> [WORK TASK]: The word to look for is "Mittel". Report every line of the entries below that has it.

> [DATA EXTRACTS]:
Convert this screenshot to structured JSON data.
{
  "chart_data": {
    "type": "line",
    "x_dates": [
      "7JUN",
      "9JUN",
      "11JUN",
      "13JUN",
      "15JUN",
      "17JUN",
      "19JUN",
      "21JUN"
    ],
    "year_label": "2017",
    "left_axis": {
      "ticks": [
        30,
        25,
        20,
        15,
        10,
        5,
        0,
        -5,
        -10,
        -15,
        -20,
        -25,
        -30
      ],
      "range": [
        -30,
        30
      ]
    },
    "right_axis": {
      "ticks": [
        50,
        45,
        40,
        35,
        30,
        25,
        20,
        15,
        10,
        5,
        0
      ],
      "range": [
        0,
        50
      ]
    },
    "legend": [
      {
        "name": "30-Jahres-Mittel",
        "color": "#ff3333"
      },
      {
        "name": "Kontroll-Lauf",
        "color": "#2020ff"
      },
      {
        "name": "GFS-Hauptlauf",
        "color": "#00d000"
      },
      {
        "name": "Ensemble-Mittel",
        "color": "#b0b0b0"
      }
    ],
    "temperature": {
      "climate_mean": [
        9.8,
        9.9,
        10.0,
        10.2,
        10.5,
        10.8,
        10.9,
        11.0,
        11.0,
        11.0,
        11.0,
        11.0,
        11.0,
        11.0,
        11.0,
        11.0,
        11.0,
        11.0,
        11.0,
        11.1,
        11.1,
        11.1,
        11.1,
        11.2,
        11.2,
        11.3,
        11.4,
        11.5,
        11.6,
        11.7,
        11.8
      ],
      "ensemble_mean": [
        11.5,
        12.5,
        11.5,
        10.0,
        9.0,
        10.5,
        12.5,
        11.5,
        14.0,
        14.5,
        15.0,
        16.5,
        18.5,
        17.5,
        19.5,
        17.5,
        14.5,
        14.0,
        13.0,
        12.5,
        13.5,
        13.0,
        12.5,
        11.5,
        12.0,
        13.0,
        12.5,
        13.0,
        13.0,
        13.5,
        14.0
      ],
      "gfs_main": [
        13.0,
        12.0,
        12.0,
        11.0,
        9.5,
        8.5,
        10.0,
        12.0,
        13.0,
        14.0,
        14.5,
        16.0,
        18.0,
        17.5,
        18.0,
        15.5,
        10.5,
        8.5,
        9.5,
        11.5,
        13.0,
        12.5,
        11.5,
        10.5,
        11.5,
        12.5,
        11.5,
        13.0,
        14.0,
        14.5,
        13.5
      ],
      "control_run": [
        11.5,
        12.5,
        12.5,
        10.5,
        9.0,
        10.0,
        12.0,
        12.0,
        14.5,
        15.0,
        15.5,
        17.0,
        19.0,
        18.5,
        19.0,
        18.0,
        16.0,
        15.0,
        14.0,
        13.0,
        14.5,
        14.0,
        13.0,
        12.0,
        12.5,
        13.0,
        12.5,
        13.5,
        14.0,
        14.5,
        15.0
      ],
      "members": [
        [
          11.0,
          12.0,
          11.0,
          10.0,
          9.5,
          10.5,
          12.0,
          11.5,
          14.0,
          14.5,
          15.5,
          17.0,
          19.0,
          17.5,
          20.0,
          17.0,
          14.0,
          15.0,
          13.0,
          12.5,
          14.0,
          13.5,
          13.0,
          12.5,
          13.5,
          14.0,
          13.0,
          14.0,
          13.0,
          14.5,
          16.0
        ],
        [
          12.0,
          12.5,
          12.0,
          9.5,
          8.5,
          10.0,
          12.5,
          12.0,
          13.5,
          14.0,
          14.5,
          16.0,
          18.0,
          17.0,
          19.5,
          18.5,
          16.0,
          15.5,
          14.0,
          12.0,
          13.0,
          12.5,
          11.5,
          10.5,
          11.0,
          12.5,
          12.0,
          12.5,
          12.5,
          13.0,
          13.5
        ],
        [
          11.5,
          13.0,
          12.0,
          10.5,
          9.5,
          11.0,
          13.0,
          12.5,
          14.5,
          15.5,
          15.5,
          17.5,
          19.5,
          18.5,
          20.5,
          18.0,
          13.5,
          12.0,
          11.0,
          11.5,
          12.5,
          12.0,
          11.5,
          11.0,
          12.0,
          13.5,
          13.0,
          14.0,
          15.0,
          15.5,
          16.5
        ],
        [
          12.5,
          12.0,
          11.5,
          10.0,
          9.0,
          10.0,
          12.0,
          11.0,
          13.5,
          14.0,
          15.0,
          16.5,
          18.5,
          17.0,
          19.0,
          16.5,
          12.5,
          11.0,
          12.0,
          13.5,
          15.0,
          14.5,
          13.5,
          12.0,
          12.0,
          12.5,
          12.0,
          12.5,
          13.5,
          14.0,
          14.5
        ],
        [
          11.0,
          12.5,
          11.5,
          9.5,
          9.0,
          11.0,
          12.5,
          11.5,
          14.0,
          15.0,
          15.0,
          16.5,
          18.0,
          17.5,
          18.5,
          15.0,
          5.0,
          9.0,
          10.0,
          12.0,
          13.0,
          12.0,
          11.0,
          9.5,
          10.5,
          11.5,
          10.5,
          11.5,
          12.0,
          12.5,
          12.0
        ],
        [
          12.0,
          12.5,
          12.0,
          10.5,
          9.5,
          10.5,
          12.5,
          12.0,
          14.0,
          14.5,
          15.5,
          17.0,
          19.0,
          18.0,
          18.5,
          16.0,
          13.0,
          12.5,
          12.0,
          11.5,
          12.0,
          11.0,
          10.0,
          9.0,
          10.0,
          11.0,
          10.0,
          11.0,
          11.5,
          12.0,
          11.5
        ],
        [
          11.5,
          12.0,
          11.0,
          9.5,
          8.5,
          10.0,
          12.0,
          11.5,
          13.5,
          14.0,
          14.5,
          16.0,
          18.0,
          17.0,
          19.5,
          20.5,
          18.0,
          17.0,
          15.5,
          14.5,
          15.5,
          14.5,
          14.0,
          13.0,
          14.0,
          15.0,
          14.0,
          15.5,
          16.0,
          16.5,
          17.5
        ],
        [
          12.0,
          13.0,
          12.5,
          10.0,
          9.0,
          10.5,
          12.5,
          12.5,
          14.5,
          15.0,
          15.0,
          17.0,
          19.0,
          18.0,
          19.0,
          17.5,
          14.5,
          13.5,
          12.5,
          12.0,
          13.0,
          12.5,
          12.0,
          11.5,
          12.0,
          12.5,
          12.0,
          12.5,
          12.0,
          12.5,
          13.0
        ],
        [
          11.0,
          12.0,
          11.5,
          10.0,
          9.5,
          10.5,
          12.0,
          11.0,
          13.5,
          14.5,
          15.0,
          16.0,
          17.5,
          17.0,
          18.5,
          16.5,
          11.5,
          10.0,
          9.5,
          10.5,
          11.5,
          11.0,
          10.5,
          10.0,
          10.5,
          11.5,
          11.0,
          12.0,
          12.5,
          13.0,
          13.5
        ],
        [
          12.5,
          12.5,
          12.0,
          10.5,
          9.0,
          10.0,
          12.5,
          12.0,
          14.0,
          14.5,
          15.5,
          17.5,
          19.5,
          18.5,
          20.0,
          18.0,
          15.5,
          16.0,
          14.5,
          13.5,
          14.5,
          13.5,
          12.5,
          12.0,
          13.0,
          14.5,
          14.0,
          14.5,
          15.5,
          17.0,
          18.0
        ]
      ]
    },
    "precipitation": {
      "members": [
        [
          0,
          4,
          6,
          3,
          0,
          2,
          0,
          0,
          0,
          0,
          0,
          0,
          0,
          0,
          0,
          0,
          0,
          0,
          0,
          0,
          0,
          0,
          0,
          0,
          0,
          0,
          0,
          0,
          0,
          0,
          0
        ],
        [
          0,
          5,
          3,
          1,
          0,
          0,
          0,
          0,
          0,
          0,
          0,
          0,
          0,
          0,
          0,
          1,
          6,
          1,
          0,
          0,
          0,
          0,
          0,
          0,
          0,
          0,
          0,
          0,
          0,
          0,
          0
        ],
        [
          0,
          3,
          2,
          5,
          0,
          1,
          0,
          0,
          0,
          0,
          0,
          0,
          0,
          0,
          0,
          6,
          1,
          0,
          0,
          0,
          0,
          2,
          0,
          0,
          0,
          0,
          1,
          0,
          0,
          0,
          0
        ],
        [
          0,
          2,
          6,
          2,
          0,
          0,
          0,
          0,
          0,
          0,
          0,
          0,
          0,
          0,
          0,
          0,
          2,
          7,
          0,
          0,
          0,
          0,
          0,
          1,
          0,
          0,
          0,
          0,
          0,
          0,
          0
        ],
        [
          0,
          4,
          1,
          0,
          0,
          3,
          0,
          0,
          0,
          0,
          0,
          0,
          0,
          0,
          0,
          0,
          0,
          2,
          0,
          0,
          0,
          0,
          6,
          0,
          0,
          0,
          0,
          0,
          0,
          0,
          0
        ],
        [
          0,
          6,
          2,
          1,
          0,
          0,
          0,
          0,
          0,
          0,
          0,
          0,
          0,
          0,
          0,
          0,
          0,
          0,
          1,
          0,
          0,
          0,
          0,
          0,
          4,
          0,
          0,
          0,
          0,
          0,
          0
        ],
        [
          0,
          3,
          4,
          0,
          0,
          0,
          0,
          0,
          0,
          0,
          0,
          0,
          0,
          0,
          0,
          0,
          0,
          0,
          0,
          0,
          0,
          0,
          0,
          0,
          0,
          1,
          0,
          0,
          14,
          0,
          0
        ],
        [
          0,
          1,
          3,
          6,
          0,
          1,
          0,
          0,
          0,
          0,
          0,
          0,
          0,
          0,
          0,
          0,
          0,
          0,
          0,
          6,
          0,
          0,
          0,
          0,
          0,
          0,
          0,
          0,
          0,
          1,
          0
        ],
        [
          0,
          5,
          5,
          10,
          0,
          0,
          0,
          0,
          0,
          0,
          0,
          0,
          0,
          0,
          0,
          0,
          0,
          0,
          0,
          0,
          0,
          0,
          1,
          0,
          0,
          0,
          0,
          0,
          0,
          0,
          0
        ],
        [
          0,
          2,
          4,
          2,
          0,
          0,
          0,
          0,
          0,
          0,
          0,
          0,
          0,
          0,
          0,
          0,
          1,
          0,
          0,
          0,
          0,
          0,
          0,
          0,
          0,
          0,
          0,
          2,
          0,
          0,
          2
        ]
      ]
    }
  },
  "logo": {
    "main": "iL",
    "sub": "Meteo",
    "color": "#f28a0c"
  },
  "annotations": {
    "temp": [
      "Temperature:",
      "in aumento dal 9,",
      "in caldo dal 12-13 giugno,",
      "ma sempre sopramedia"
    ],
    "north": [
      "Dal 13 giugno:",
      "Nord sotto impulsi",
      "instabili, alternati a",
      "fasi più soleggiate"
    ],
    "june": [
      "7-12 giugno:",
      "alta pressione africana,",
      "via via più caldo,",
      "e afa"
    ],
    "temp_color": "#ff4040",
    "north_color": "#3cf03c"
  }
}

> [SOLUTION TO THE PROBLEM]:
        "name": "30-Jahres-Mittel",
        "name": "Ensemble-Mittel",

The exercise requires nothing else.